CBO estimates that complying with the EISA volumes scenario would have the following effects on the prices of three key types of transportation fuels in 2017:
• The price of petroleum-based diesel would rise by 30 cents to 51 cents per gallon, or 9% to 14% (because the RFS requires fuel suppliers to bear the cost of ensuring that certain amounts of renewable fuels are used for each gallon of petroleum-based fuel that they sell);
• The price of E10 would increase by 13 cents to 26 cents per gallon, or 4% to 9%; and,
• The price of E85 would decline by 91 cents to $1.27 per gallon, or 37% to 51%.
The production and use of different types of renewable fuels involve different amounts of greenhouse gas emissions. Estimates of those emissions are uncertain, and researchers' predictions vary considerably, CBO says, but available evidence suggests that replacing gasoline with corn ethanol has only limited potential for reducing emissions.
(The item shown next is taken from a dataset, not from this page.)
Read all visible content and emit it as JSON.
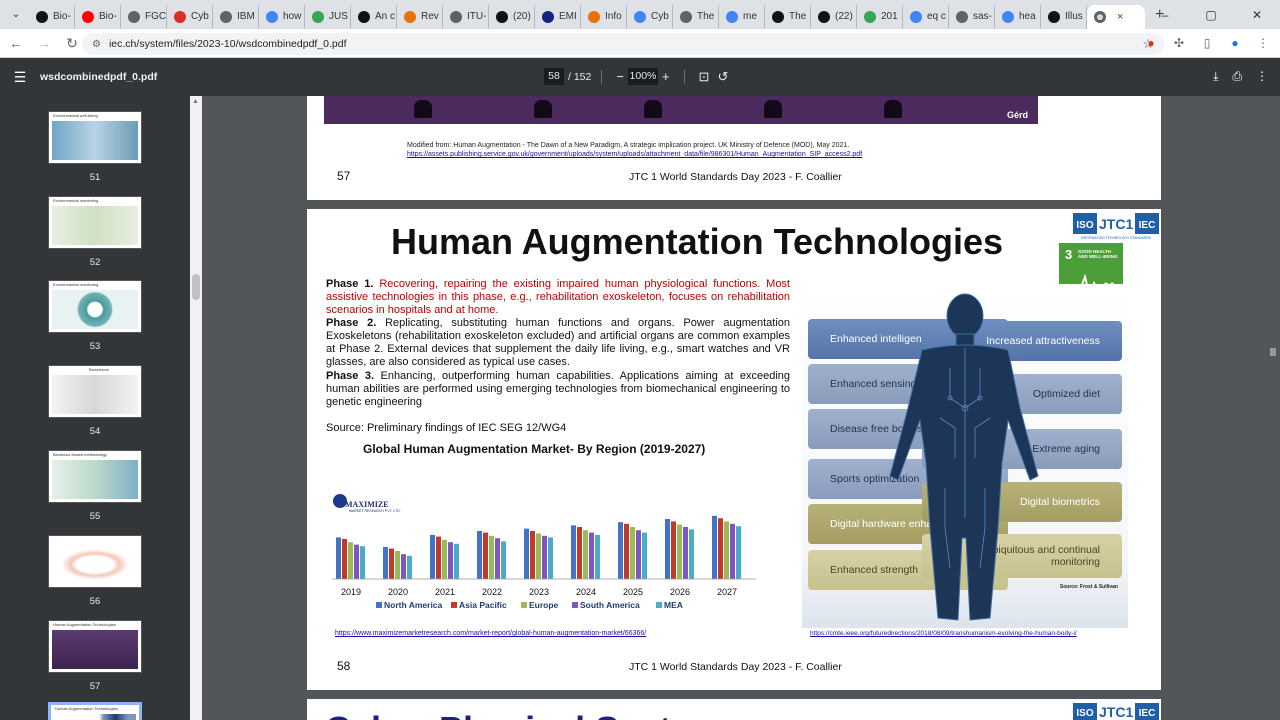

The success of the RFS in reducing the emissions from transportation fuels will depend mainly on the extent to which it causes people to substitute advanced biofuels—particularly cellulosic biofuels—for gasoline or diesel over the long run.
Despite CBO's grim outlook for GHGs, it says a trade-off exists between the goal of limiting the cost of complying with the RFS (for example, by reducing the requirements for cellulosic biofuels) and the goal of providing a strong incentive for the development of better technologies for advanced biofuels.
Following the report, Growth Energy CEO Tom Buis said it does little to address benefits of the RFS like a reduced reliance on foreign oil and job creation.
"Put simply, increased domestic fuel production and a decreased dependence on foreign oil would help provide stability and reduce the massive price spikes consumers already are experiencing at the pump," Buis said in a statement Friday. "Clearly, this report is agenda driven and ignores the facts."
National Farmers Union Senior Vice President of Programs Chandler Goule also expressed concerns about CBO's characterization of fuel prices, noting that the study does not account for overall reduced consumer demand for oil.
Despite its flaws from the NFU point of view, Goule says its review of food price changes is valid.
"Thankfully, the CBO study does acknowledge that the RFS is not driving up food prices. Additional studies from the U.S. Department of Agriculture and the World Bank clearly show that ethanol does not increase prices in the grocery store," he said.View the full report: The Renewable Fuel Standard: Issues for 2014 and Beyond